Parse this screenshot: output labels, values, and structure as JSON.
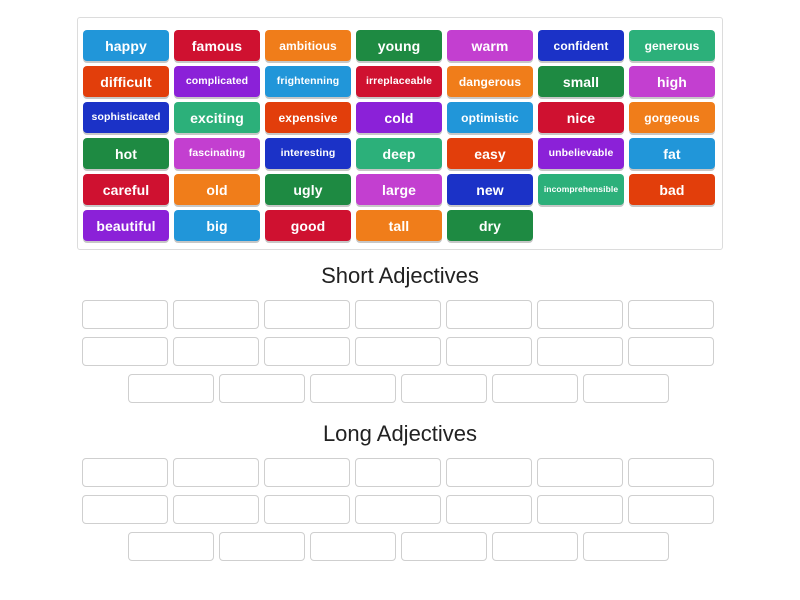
{
  "word_bank": {
    "name": "word-bank",
    "rows": [
      [
        {
          "label": "happy",
          "color": "#2196d9",
          "size": "normal"
        },
        {
          "label": "famous",
          "color": "#cf1130",
          "size": "normal"
        },
        {
          "label": "ambitious",
          "color": "#f07d1a",
          "size": "sm"
        },
        {
          "label": "young",
          "color": "#1e8a42",
          "size": "normal"
        },
        {
          "label": "warm",
          "color": "#c33fd0",
          "size": "normal"
        },
        {
          "label": "confident",
          "color": "#1b32c7",
          "size": "sm"
        },
        {
          "label": "generous",
          "color": "#2cb07a",
          "size": "sm"
        }
      ],
      [
        {
          "label": "difficult",
          "color": "#e23e0b",
          "size": "normal"
        },
        {
          "label": "complicated",
          "color": "#8b21d8",
          "size": "xs"
        },
        {
          "label": "frightenning",
          "color": "#2196d9",
          "size": "xs"
        },
        {
          "label": "irreplaceable",
          "color": "#cf1130",
          "size": "xs"
        },
        {
          "label": "dangerous",
          "color": "#f07d1a",
          "size": "sm"
        },
        {
          "label": "small",
          "color": "#1e8a42",
          "size": "normal"
        },
        {
          "label": "high",
          "color": "#c33fd0",
          "size": "normal"
        }
      ],
      [
        {
          "label": "sophisticated",
          "color": "#1b32c7",
          "size": "xs"
        },
        {
          "label": "exciting",
          "color": "#2cb07a",
          "size": "normal"
        },
        {
          "label": "expensive",
          "color": "#e23e0b",
          "size": "sm"
        },
        {
          "label": "cold",
          "color": "#8b21d8",
          "size": "normal"
        },
        {
          "label": "optimistic",
          "color": "#2196d9",
          "size": "sm"
        },
        {
          "label": "nice",
          "color": "#cf1130",
          "size": "normal"
        },
        {
          "label": "gorgeous",
          "color": "#f07d1a",
          "size": "sm"
        }
      ],
      [
        {
          "label": "hot",
          "color": "#1e8a42",
          "size": "normal"
        },
        {
          "label": "fascinating",
          "color": "#c33fd0",
          "size": "xs"
        },
        {
          "label": "interesting",
          "color": "#1b32c7",
          "size": "xs"
        },
        {
          "label": "deep",
          "color": "#2cb07a",
          "size": "normal"
        },
        {
          "label": "easy",
          "color": "#e23e0b",
          "size": "normal"
        },
        {
          "label": "unbelievable",
          "color": "#8b21d8",
          "size": "xs"
        },
        {
          "label": "fat",
          "color": "#2196d9",
          "size": "normal"
        }
      ],
      [
        {
          "label": "careful",
          "color": "#cf1130",
          "size": "normal"
        },
        {
          "label": "old",
          "color": "#f07d1a",
          "size": "normal"
        },
        {
          "label": "ugly",
          "color": "#1e8a42",
          "size": "normal"
        },
        {
          "label": "large",
          "color": "#c33fd0",
          "size": "normal"
        },
        {
          "label": "new",
          "color": "#1b32c7",
          "size": "normal"
        },
        {
          "label": "incomprehensible",
          "color": "#2cb07a",
          "size": "xxs"
        },
        {
          "label": "bad",
          "color": "#e23e0b",
          "size": "normal"
        }
      ],
      [
        {
          "label": "beautiful",
          "color": "#8b21d8",
          "size": "normal"
        },
        {
          "label": "big",
          "color": "#2196d9",
          "size": "normal"
        },
        {
          "label": "good",
          "color": "#cf1130",
          "size": "normal"
        },
        {
          "label": "tall",
          "color": "#f07d1a",
          "size": "normal"
        },
        {
          "label": "dry",
          "color": "#1e8a42",
          "size": "normal"
        }
      ]
    ]
  },
  "categories": [
    {
      "id": "short",
      "title": "Short Adjectives",
      "slot_rows": [
        7,
        7,
        6
      ],
      "indent_last_row": true
    },
    {
      "id": "long",
      "title": "Long Adjectives",
      "slot_rows": [
        7,
        7,
        6
      ],
      "indent_last_row": true
    }
  ],
  "colors": {
    "tile_blue": "#2196d9",
    "tile_crimson": "#cf1130",
    "tile_orange": "#f07d1a",
    "tile_green": "#1e8a42",
    "tile_orchid": "#c33fd0",
    "tile_navy": "#1b32c7",
    "tile_seafoam": "#2cb07a",
    "tile_orangered": "#e23e0b",
    "tile_purple": "#8b21d8",
    "slot_border": "#cfcfcf",
    "panel_border": "#dcdcdc",
    "title_text": "#222222",
    "page_background": "#ffffff"
  }
}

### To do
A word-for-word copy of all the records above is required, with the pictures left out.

### Task answer
Parse this screenshot: output labels, values, and structure as JSON.
{
  "word_bank": {
    "name": "word-bank",
    "rows": [
      [
        {
          "label": "happy",
          "color": "#2196d9",
          "size": "normal"
        },
        {
          "label": "famous",
          "color": "#cf1130",
          "size": "normal"
        },
        {
          "label": "ambitious",
          "color": "#f07d1a",
          "size": "sm"
        },
        {
          "label": "young",
          "color": "#1e8a42",
          "size": "normal"
        },
        {
          "label": "warm",
          "color": "#c33fd0",
          "size": "normal"
        },
        {
          "label": "confident",
          "color": "#1b32c7",
          "size": "sm"
        },
        {
          "label": "generous",
          "color": "#2cb07a",
          "size": "sm"
        }
      ],
      [
        {
          "label": "difficult",
          "color": "#e23e0b",
          "size": "normal"
        },
        {
          "label": "complicated",
          "color": "#8b21d8",
          "size": "xs"
        },
        {
          "label": "frightenning",
          "color": "#2196d9",
          "size": "xs"
        },
        {
          "label": "irreplaceable",
          "color": "#cf1130",
          "size": "xs"
        },
        {
          "label": "dangerous",
          "color": "#f07d1a",
          "size": "sm"
        },
        {
          "label": "small",
          "color": "#1e8a42",
          "size": "normal"
        },
        {
          "label": "high",
          "color": "#c33fd0",
          "size": "normal"
        }
      ],
      [
        {
          "label": "sophisticated",
          "color": "#1b32c7",
          "size": "xs"
        },
        {
          "label": "exciting",
          "color": "#2cb07a",
          "size": "normal"
        },
        {
          "label": "expensive",
          "color": "#e23e0b",
          "size": "sm"
        },
        {
          "label": "cold",
          "color": "#8b21d8",
          "size": "normal"
        },
        {
          "label": "optimistic",
          "color": "#2196d9",
          "size": "sm"
        },
        {
          "label": "nice",
          "color": "#cf1130",
          "size": "normal"
        },
        {
          "label": "gorgeous",
          "color": "#f07d1a",
          "size": "sm"
        }
      ],
      [
        {
          "label": "hot",
          "color": "#1e8a42",
          "size": "normal"
        },
        {
          "label": "fascinating",
          "color": "#c33fd0",
          "size": "xs"
        },
        {
          "label": "interesting",
          "color": "#1b32c7",
          "size": "xs"
        },
        {
          "label": "deep",
          "color": "#2cb07a",
          "size": "normal"
        },
        {
          "label": "easy",
          "color": "#e23e0b",
          "size": "normal"
        },
        {
          "label": "unbelievable",
          "color": "#8b21d8",
          "size": "xs"
        },
        {
          "label": "fat",
          "color": "#2196d9",
          "size": "normal"
        }
      ],
      [
        {
          "label": "careful",
          "color": "#cf1130",
          "size": "normal"
        },
        {
          "label": "old",
          "color": "#f07d1a",
          "size": "normal"
        },
        {
          "label": "ugly",
          "color": "#1e8a42",
          "size": "normal"
        },
        {
          "label": "large",
          "color": "#c33fd0",
          "size": "normal"
        },
        {
          "label": "new",
          "color": "#1b32c7",
          "size": "normal"
        },
        {
          "label": "incomprehensible",
          "color": "#2cb07a",
          "size": "xxs"
        },
        {
          "label": "bad",
          "color": "#e23e0b",
          "size": "normal"
        }
      ],
      [
        {
          "label": "beautiful",
          "color": "#8b21d8",
          "size": "normal"
        },
        {
          "label": "big",
          "color": "#2196d9",
          "size": "normal"
        },
        {
          "label": "good",
          "color": "#cf1130",
          "size": "normal"
        },
        {
          "label": "tall",
          "color": "#f07d1a",
          "size": "normal"
        },
        {
          "label": "dry",
          "color": "#1e8a42",
          "size": "normal"
        }
      ]
    ]
  },
  "categories": [
    {
      "id": "short",
      "title": "Short Adjectives",
      "slot_rows": [
        7,
        7,
        6
      ],
      "indent_last_row": true
    },
    {
      "id": "long",
      "title": "Long Adjectives",
      "slot_rows": [
        7,
        7,
        6
      ],
      "indent_last_row": true
    }
  ],
  "colors": {
    "tile_blue": "#2196d9",
    "tile_crimson": "#cf1130",
    "tile_orange": "#f07d1a",
    "tile_green": "#1e8a42",
    "tile_orchid": "#c33fd0",
    "tile_navy": "#1b32c7",
    "tile_seafoam": "#2cb07a",
    "tile_orangered": "#e23e0b",
    "tile_purple": "#8b21d8",
    "slot_border": "#cfcfcf",
    "panel_border": "#dcdcdc",
    "title_text": "#222222",
    "page_background": "#ffffff"
  }
}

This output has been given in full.